[Stored items from a collection]
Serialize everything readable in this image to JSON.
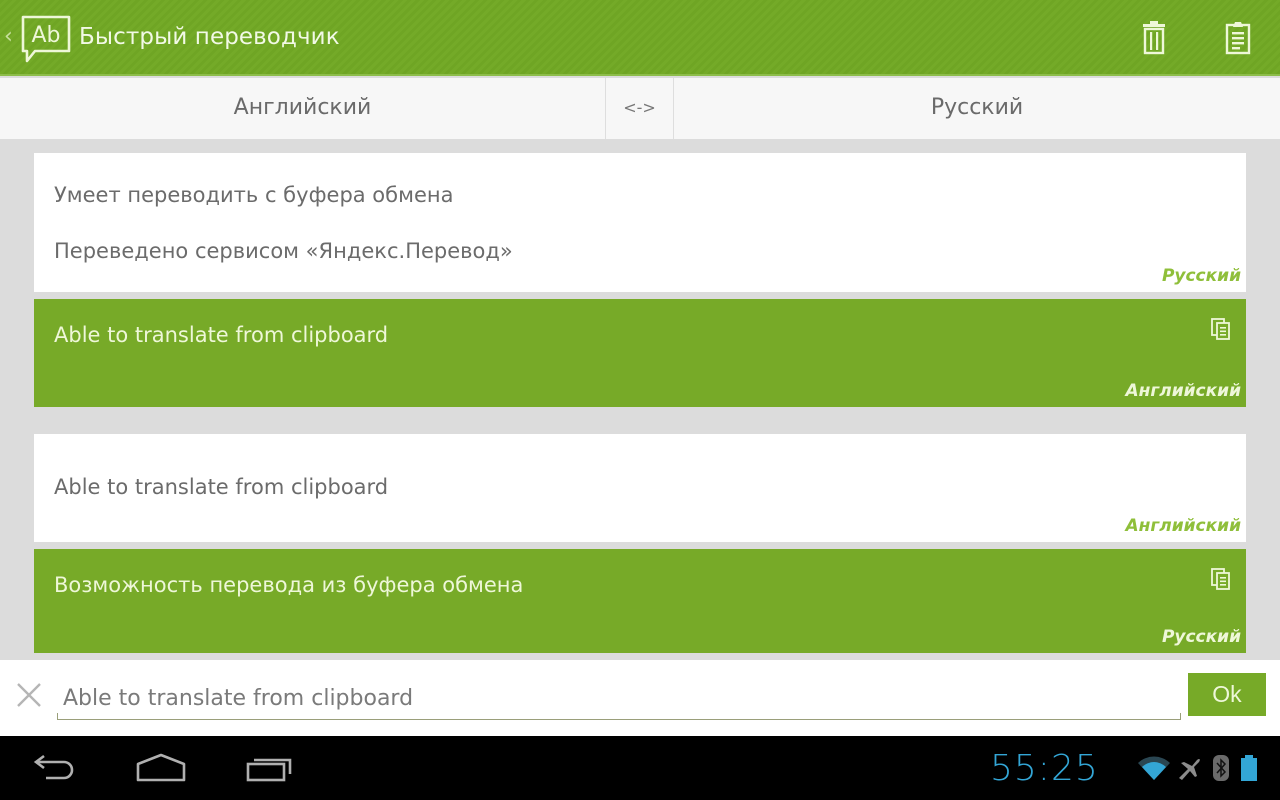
{
  "app": {
    "title": "Быстрый переводчик",
    "logo_text": "Ab",
    "actions": [
      {
        "name": "trash-icon",
        "label": "Clear history"
      },
      {
        "name": "clipboard-icon",
        "label": "Paste from clipboard"
      }
    ]
  },
  "languages": {
    "source": "Английский",
    "swap_label": "<->",
    "target": "Русский"
  },
  "history": [
    {
      "source_text": "Умеет переводить с буфера обмена",
      "source_note": "Переведено сервисом «Яндекс.Перевод»",
      "source_lang": "Русский",
      "result_text": "Able to translate from clipboard",
      "result_lang": "Английский"
    },
    {
      "source_text": "Able to translate from clipboard",
      "source_lang": "Английский",
      "result_text": "Возможность перевода из буфера обмена",
      "result_lang": "Русский"
    }
  ],
  "input": {
    "value": "Able to translate from clipboard",
    "ok_label": "Ok"
  },
  "status": {
    "time": "55:25"
  },
  "colors": {
    "accent": "#77aa28",
    "appbar": "#6fa524",
    "label_green": "#8fbf3a",
    "clock": "#33a6d6"
  }
}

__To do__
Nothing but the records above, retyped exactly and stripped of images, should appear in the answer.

__Problem solution__
Serialize everything readable in this image to JSON.
{
  "app": {
    "title": "Быстрый переводчик",
    "logo_text": "Ab",
    "actions": [
      {
        "name": "trash-icon",
        "label": "Clear history"
      },
      {
        "name": "clipboard-icon",
        "label": "Paste from clipboard"
      }
    ]
  },
  "languages": {
    "source": "Английский",
    "swap_label": "<->",
    "target": "Русский"
  },
  "history": [
    {
      "source_text": "Умеет переводить с буфера обмена",
      "source_note": "Переведено сервисом «Яндекс.Перевод»",
      "source_lang": "Русский",
      "result_text": "Able to translate from clipboard",
      "result_lang": "Английский"
    },
    {
      "source_text": "Able to translate from clipboard",
      "source_lang": "Английский",
      "result_text": "Возможность перевода из буфера обмена",
      "result_lang": "Русский"
    }
  ],
  "input": {
    "value": "Able to translate from clipboard",
    "ok_label": "Ok"
  },
  "status": {
    "time": "55:25"
  },
  "colors": {
    "accent": "#77aa28",
    "appbar": "#6fa524",
    "label_green": "#8fbf3a",
    "clock": "#33a6d6"
  }
}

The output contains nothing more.